Directions:
An exact copy of the listing below is needed, with no pictures in it.

Data shown:
· · · · ·

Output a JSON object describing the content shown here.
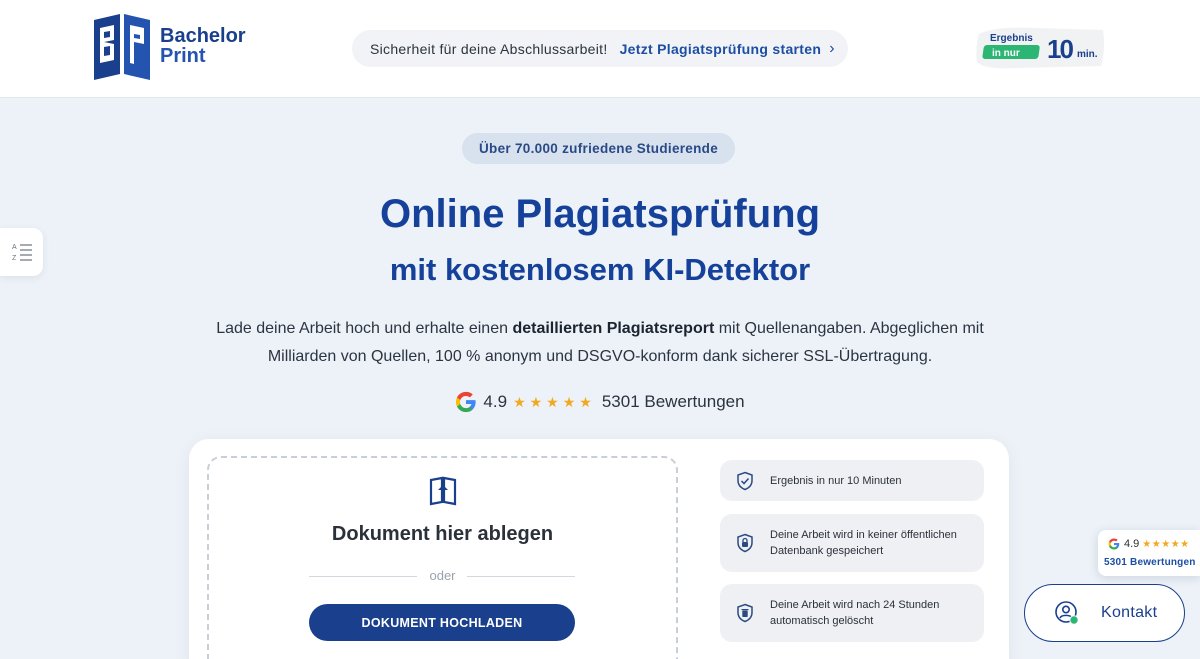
{
  "header": {
    "brand_line1": "Bachelor",
    "brand_line2": "Print",
    "announcement_text": "Sicherheit für deine Abschlussarbeit!",
    "announcement_cta": "Jetzt Plagiatsprüfung starten",
    "badge_line1": "Ergebnis",
    "badge_line2": "in nur",
    "badge_number": "10",
    "badge_unit": "min."
  },
  "hero": {
    "pill": "Über 70.000 zufriedene Studierende",
    "title": "Online Plagiatsprüfung",
    "subtitle": "mit kostenlosem KI-Detektor",
    "desc_part1": "Lade deine Arbeit hoch und erhalte einen ",
    "desc_bold": "detaillierten Plagiatsreport",
    "desc_part2": " mit Quellenangaben. Abgeglichen mit Milliarden von Quellen, 100 % anonym und DSGVO-konform dank sicherer SSL-Übertragung.",
    "rating_score": "4.9",
    "rating_stars": "★★★★★",
    "rating_count": "5301 Bewertungen"
  },
  "upload": {
    "title": "Dokument hier ablegen",
    "or": "oder",
    "button": "DOKUMENT HOCHLADEN"
  },
  "features": [
    {
      "icon": "shield-check-icon",
      "text": "Ergebnis in nur 10 Minuten"
    },
    {
      "icon": "lock-icon",
      "text": "Deine Arbeit wird in keiner öffentlichen Datenbank gespeichert"
    },
    {
      "icon": "trash-icon",
      "text": "Deine Arbeit wird nach 24 Stunden automatisch gelöscht"
    }
  ],
  "google_widget": {
    "score": "4.9",
    "stars": "★★★★★",
    "count": "5301 Bewertungen"
  },
  "contact": {
    "label": "Kontakt"
  },
  "colors": {
    "brand_blue": "#1a3f8c",
    "star_gold": "#f2a81f",
    "badge_green": "#2bb673",
    "page_bg": "#edf2f8"
  }
}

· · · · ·

Completed exercise:
Output a JSON object describing the content shown here.
{
  "header": {
    "brand_line1": "Bachelor",
    "brand_line2": "Print",
    "announcement_text": "Sicherheit für deine Abschlussarbeit!",
    "announcement_cta": "Jetzt Plagiatsprüfung starten",
    "badge_line1": "Ergebnis",
    "badge_line2": "in nur",
    "badge_number": "10",
    "badge_unit": "min."
  },
  "hero": {
    "pill": "Über 70.000 zufriedene Studierende",
    "title": "Online Plagiatsprüfung",
    "subtitle": "mit kostenlosem KI-Detektor",
    "desc_part1": "Lade deine Arbeit hoch und erhalte einen ",
    "desc_bold": "detaillierten Plagiatsreport",
    "desc_part2": " mit Quellenangaben. Abgeglichen mit Milliarden von Quellen, 100 % anonym und DSGVO-konform dank sicherer SSL-Übertragung.",
    "rating_score": "4.9",
    "rating_stars": "★★★★★",
    "rating_count": "5301 Bewertungen"
  },
  "upload": {
    "title": "Dokument hier ablegen",
    "or": "oder",
    "button": "DOKUMENT HOCHLADEN"
  },
  "features": [
    {
      "icon": "shield-check-icon",
      "text": "Ergebnis in nur 10 Minuten"
    },
    {
      "icon": "lock-icon",
      "text": "Deine Arbeit wird in keiner öffentlichen Datenbank gespeichert"
    },
    {
      "icon": "trash-icon",
      "text": "Deine Arbeit wird nach 24 Stunden automatisch gelöscht"
    }
  ],
  "google_widget": {
    "score": "4.9",
    "stars": "★★★★★",
    "count": "5301 Bewertungen"
  },
  "contact": {
    "label": "Kontakt"
  },
  "colors": {
    "brand_blue": "#1a3f8c",
    "star_gold": "#f2a81f",
    "badge_green": "#2bb673",
    "page_bg": "#edf2f8"
  }
}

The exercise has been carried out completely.